**WHAT NEEDS TO BE DONE**
Copy out the lines below that hold the word "quiz".

**SUPPLIED DATA**
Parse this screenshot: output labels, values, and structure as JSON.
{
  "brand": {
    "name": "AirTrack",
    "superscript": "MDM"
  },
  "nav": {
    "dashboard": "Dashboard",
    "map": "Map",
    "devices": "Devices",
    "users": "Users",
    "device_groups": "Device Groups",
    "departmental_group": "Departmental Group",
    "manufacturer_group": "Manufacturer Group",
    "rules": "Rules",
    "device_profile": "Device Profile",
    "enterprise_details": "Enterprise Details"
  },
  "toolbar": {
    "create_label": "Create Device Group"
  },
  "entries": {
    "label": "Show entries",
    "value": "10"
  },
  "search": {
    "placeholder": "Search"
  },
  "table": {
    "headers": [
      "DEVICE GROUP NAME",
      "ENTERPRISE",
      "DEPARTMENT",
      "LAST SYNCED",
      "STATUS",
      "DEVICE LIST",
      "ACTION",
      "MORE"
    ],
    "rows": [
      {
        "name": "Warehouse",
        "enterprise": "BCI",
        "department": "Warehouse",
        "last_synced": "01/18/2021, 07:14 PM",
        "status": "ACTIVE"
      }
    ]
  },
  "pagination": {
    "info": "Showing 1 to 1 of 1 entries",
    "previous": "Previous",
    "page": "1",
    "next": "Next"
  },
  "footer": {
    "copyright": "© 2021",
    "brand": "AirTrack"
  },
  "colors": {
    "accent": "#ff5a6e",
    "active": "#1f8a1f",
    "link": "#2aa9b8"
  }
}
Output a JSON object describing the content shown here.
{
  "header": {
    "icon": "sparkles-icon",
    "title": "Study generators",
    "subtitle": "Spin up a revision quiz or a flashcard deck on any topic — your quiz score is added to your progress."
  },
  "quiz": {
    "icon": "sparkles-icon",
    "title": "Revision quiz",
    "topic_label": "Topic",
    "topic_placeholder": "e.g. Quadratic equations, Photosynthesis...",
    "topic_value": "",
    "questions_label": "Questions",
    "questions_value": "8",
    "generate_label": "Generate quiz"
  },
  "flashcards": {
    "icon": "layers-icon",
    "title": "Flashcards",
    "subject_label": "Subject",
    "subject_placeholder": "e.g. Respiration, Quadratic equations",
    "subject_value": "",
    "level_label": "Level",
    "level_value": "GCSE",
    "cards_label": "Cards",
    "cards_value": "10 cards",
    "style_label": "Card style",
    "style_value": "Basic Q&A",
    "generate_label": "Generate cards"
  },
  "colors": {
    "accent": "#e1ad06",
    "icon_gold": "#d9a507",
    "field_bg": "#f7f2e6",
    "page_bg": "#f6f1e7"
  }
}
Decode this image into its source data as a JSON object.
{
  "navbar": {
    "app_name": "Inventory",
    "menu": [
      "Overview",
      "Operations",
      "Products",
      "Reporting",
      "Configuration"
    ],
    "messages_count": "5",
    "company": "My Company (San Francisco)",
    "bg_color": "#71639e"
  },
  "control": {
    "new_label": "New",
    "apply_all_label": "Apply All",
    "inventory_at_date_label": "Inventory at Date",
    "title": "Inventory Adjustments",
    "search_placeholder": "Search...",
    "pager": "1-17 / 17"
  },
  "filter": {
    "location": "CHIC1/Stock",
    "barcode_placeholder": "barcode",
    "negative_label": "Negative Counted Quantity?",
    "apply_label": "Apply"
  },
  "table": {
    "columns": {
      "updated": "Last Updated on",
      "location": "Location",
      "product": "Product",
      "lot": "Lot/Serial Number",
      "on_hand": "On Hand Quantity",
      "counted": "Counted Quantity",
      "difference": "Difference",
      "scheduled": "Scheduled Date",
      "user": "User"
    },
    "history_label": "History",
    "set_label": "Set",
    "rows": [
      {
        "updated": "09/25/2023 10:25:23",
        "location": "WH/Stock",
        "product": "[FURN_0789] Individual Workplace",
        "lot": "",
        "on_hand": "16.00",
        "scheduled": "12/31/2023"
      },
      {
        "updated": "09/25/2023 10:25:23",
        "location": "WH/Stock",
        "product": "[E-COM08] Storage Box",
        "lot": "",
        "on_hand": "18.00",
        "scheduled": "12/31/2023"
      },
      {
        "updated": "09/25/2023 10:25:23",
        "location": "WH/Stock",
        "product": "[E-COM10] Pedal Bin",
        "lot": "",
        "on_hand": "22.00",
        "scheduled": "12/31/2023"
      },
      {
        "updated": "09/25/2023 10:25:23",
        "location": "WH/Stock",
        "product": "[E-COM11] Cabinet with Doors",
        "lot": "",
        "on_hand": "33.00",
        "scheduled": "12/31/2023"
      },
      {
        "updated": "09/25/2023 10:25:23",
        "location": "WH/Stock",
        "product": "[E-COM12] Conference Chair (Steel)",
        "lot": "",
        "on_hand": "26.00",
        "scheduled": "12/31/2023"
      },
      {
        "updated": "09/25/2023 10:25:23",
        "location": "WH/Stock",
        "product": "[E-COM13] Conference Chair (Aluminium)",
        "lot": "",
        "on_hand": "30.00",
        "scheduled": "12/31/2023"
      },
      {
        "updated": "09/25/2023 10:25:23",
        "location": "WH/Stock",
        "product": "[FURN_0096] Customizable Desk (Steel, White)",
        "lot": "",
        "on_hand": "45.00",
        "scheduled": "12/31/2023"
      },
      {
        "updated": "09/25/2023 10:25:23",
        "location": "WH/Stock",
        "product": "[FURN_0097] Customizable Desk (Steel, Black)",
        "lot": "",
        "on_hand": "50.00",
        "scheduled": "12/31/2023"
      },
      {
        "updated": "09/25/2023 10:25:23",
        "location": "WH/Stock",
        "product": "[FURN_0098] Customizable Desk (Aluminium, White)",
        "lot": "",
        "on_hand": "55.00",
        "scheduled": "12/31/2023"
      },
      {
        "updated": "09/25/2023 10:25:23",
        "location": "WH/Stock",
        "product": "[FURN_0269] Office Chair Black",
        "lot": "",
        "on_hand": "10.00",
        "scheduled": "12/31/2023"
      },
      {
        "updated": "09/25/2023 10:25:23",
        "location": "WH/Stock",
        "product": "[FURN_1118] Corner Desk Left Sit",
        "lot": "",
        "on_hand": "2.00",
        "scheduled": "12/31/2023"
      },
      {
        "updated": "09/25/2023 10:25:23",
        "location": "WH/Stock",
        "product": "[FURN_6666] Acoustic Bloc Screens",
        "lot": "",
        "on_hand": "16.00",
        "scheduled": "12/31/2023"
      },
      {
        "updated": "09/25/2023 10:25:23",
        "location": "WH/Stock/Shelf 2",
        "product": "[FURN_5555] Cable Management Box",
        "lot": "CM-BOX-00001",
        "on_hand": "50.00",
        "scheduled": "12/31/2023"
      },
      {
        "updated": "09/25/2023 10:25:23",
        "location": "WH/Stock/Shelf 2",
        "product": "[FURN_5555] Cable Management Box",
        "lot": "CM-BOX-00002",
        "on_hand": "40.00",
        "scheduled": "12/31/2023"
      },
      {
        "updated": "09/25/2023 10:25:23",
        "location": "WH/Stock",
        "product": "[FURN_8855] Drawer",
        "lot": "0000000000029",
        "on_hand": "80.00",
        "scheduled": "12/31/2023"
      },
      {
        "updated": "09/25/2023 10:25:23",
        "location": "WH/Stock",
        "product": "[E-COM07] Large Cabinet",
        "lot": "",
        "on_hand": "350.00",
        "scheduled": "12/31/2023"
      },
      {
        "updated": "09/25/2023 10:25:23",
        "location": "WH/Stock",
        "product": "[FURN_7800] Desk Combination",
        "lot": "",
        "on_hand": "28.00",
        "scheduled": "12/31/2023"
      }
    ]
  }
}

**ANSWER TO THIS TASK**
    "subtitle": "Spin up a revision quiz or a flashcard deck on any topic — your quiz score is added to your progress."
  "quiz": {
    "title": "Revision quiz",
    "generate_label": "Generate quiz"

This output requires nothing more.